From Wikipedia:

Until the 19th century, most mathematicians considered the number 1 a prime, with the definition being just that a prime is divisible only by 1 and itself but not requiring a specific number of distinct divisors. There is still a large body of mathematical work that is valid despite labelling 1 a prime, such as the work of Stern and Zeisel. Derrick Norman Lehmer's list of primes up to 10,006,721, reprinted as late as 1956,So there you have it. They decided in the last 43 years that 1 could no longer be prime so that one of their theorems could be correct. Why does that remind me of someone fudging statistics?^{[2]}started with 1 as its first prime.^{[3]}Henri Lebesgue is said to be the last professional mathematician to call 1 prime.^{[citation needed]}The change in label occurred so that the fundamental theorem of arithmetic, as stated, is valid,i.e., “each number has a unique factorization into primes.”^{[4]}^{[5]}

I know, I know... soapbox, right? First the divide-by-zero post, then this... How about this, as soon as we can explain all our math in simple fractals without saying things like "except 0 or 1" or "with n>1", then I'll change my position on it.

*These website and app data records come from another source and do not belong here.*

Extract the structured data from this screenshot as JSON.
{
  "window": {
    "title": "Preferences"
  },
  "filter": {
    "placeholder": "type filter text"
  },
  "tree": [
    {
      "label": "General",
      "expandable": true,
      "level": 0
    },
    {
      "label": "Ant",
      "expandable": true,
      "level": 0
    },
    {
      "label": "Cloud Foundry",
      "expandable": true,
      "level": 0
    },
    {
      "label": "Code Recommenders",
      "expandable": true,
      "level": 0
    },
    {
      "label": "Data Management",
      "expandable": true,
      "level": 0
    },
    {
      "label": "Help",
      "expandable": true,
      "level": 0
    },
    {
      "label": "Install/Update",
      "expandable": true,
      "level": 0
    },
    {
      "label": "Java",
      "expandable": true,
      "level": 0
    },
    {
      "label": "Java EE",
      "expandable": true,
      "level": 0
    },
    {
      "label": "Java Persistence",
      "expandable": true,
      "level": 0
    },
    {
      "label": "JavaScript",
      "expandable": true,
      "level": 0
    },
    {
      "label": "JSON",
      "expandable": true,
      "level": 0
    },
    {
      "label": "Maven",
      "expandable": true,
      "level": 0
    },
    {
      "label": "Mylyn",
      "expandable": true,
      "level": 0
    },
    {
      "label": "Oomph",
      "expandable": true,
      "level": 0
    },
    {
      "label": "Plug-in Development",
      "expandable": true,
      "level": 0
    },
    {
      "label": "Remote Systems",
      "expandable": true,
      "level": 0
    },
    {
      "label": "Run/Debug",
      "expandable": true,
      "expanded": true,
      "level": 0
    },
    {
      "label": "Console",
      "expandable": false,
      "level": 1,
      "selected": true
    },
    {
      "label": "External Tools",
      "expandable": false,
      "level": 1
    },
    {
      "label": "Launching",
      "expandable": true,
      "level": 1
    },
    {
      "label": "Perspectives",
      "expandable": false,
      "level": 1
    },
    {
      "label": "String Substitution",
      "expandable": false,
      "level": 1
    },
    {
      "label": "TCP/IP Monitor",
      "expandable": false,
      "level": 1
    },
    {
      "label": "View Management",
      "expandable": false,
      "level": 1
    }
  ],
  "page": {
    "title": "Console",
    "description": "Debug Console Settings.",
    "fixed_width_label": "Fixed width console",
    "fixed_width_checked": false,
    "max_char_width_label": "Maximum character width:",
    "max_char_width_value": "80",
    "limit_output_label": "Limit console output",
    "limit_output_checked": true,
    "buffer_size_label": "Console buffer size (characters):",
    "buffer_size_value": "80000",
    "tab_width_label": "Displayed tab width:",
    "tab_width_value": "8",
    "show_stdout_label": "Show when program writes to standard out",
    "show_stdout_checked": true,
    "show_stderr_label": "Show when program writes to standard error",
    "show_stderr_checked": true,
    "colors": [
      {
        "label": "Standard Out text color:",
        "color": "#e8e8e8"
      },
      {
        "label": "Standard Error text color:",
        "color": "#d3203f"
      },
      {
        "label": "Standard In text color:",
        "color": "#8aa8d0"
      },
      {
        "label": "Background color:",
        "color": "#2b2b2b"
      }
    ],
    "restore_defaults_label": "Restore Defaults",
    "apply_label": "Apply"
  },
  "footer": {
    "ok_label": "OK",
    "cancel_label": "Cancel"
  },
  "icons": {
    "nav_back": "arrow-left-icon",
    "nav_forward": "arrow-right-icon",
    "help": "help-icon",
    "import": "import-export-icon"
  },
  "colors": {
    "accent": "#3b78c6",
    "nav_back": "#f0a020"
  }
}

Thus Theorem 1 of Hardy & Wright (1979) takes the form, “Every positive integer, except 1, is a product of primes”bah humbug ;)